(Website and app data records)
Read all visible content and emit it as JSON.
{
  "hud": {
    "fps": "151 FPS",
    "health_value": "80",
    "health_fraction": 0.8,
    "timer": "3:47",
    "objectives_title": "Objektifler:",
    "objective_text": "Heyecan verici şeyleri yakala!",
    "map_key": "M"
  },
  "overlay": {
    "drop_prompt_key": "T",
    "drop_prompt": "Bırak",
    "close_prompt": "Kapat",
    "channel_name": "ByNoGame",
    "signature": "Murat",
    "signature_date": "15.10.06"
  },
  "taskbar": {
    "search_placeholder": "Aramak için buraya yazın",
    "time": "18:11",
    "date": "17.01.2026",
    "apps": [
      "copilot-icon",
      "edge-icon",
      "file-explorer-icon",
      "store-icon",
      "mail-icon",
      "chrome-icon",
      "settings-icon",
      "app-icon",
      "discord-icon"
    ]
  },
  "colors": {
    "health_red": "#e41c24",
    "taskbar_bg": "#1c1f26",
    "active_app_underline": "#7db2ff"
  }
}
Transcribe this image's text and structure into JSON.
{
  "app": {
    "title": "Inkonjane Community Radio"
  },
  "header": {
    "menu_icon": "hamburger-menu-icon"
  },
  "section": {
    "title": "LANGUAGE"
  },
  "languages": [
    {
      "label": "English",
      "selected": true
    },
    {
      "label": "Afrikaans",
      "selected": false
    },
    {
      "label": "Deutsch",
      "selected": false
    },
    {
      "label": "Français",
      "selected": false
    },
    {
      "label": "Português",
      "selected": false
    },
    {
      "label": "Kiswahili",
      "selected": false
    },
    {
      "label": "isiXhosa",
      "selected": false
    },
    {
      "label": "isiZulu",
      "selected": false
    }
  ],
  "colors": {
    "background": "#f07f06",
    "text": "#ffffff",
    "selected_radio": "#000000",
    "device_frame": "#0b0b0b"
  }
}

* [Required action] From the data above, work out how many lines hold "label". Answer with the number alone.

* [Expected output] 8